FedEx Ground revenues increased 11% to $2.75 billion and its yields increased 1.9%. Although it posted strong operating margins of 17%, it was lower than 18.8% in the previous year. Further, average daily volume grew 10% driven by growth in FedEx Home Delivery and 26% growth in FedEx SmartPost (due to increase in e-commerce). Its operating margins were lower due to higher purchase transportation and higher network expansion costs.

FedEx Freight revenues were flat while operating margins improved to 0.3%, vs. a loss of 0.1%. Though marginal, but still this was the first profitable quarter for the segment. It continued to leverage the benefits of an integrated network, improved Less-than-truckload (LTL) yield of 2% and improving operational efficiencies.

Turning to the problem area - FedEx Express. Its revenues increased marginally by 2% to $6.7 billion but its operating income declined by more than half to $118 million. Express Domestic package yields increased 2.1% due to rate and discount improvements, followed by increased weight per package. Though volumes increased by 4%, it is facing an accelerating shift towards lower-yielding international services, i.e. customers are preferring lower priced truck or ship services rather than the faster, higher priced air services. In order to mitigate this decline, the company has lined up additional cost-cutting actions for the line haul network, which represents a large portion of its costs for international services. When asked at the earnings call, if the shift was due to trade down experienced by shippers or more of a competitive issue (UPS (NYSE:UPS) has announced a new product and DHL is getting more expressive), management mentioned that the problem was - "the wrong product on the wrong network." It mentioned that volume was not the issue but overcapacity was the issue.

Initiatives and Restructuring

The company is doing all that it can to maintain its profitability. Its ongoing profit improvement initiatives include aircraft modernization, pickup and delivery productivity, aircraft maintenance processes, and further facilities rationalization.

In an attempt to reduce its costs, in February 2012, the company announced voluntary buyout for its employees. Including the 3Q12 costs, the company now expects the FY13 pretax cost of the voluntary buyout program to range from approximately $450 to $550 million in cash expenditures and some additional costs in FY14.

It reiterated its $1.7 billion profitability program from FY13-FY16 and mentioned that 75% of the benefit would accrue in FY15.
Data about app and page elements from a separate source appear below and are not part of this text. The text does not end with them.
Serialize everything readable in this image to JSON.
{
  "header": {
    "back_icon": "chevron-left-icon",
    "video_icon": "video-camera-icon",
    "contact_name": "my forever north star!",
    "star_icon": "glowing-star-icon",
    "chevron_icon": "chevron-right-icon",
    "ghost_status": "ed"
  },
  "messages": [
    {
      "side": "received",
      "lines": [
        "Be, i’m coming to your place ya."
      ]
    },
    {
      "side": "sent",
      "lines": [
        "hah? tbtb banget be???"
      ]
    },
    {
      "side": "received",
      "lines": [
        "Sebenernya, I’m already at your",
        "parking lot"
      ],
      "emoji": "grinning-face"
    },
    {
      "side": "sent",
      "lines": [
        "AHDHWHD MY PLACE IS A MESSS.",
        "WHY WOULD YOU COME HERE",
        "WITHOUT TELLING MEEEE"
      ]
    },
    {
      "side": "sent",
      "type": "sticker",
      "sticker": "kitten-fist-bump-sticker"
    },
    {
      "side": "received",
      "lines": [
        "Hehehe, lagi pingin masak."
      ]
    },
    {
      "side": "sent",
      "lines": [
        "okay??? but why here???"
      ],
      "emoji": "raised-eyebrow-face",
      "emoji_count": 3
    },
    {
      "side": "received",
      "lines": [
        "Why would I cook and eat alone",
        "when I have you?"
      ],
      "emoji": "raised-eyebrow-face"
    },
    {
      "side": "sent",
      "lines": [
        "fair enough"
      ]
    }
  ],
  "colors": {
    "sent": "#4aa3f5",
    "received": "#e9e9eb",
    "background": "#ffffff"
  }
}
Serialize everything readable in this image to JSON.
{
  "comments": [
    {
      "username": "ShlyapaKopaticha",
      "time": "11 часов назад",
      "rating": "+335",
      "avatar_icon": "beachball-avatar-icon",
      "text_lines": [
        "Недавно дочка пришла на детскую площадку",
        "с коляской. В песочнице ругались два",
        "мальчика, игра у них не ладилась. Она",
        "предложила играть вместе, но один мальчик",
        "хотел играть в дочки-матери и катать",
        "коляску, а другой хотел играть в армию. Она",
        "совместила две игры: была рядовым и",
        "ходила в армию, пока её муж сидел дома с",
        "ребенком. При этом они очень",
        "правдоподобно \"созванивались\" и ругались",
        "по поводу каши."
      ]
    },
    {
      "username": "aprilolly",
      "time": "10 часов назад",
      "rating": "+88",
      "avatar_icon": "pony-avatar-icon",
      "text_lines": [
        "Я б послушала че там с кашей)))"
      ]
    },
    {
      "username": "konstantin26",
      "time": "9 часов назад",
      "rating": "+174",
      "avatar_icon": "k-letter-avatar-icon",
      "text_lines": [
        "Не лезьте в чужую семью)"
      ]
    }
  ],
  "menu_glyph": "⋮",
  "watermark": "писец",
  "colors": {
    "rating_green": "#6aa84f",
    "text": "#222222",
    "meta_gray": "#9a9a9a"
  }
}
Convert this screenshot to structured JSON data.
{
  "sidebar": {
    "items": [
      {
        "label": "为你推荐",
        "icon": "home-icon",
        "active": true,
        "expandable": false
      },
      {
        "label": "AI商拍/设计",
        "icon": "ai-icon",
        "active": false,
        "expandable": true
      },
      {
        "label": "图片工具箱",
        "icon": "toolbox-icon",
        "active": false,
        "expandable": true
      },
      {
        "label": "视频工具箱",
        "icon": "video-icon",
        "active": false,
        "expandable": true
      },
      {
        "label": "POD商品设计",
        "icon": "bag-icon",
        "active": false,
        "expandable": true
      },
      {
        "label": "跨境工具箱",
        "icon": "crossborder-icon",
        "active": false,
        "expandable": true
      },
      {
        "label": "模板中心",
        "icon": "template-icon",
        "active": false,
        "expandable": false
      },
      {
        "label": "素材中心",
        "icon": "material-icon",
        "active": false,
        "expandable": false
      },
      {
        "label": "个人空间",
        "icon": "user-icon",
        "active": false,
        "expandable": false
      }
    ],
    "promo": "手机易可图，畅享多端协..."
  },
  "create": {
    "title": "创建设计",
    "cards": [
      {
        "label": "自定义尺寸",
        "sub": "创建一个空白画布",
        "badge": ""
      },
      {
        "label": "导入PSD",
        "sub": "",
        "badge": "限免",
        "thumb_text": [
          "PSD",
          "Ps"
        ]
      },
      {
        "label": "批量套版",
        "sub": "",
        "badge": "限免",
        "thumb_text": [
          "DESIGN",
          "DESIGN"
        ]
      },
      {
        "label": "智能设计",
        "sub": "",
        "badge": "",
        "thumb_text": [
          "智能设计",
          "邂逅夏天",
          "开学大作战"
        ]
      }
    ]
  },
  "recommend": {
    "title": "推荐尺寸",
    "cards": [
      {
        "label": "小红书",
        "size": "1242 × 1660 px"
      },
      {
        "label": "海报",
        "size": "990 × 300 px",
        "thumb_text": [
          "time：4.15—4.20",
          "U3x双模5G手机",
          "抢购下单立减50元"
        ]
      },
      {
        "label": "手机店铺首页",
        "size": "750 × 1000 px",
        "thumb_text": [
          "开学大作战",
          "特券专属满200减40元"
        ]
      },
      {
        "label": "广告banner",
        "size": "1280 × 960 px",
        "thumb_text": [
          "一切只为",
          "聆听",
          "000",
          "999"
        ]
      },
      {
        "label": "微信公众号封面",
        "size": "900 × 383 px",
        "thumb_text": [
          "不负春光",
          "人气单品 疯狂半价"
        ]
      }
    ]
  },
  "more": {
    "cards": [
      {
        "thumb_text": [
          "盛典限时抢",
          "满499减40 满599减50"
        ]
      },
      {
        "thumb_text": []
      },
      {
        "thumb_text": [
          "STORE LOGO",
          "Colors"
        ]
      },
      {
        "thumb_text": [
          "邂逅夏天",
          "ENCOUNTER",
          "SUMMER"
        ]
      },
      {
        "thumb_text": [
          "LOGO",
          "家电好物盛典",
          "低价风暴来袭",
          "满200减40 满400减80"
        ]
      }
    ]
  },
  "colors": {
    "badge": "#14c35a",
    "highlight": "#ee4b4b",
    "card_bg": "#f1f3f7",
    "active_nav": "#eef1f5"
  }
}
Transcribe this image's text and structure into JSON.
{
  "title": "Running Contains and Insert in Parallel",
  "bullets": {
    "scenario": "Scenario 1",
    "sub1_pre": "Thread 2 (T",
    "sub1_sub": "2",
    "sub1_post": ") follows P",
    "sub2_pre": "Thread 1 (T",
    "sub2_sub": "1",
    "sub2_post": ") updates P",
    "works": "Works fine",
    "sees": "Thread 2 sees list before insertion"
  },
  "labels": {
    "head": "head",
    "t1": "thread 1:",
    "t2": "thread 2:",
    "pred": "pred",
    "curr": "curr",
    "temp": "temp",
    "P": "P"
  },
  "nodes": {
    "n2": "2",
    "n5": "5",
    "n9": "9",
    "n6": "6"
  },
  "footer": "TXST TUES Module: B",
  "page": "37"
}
Strong Competition:

FedEx faces competition from United Parcel Services (UPS) and DHL (Privately held). United Parcel swung to a net loss of $1.75 billion due to a pension-related charge of $3 billion, despite its revenues increasing 3%. Its average revenue per package had declined in 3Q12 as it experienced a problem similar to FedEx. However, in 4Q12, the average revenue per package increased 1.4%. Further, its international export volume increased 5.5%, driven mainly by growth in Asia. DHL on the other hand, continued to post strong growth across its segments and posted a revenue increase of 5.7% in 4Q12. Further, it also announced an increase in its 4Q12 results and expects its positive earnings trend to continue in line with its expectation of earnings increase of 13% to 15% between 2010 and 2015.


Looking at FedEx's results, the question arises whether its customers are migrating to lower margin products due to economic cycle or is it due to a shift in its corporate clients. But the company is doing its bit by investing in long-term projects to drive long-term profit growth.

Despite its weak 3Q12 results and outlook, I would still give it a "Buy" on the basis of its restructuring initiatives, affordable P/E of 15.9, better margins and growth vs. its competitor United Parcel Service.

Disclosure: I have no positions in any stocks mentioned, and no plans to initiate any positions within the next 72 hours. I wrote this article myself, and it expresses my own opinions. I am not receiving compensation for it (other than from Seeking Alpha). I have no business relationship with any company whose stock is mentioned in this article.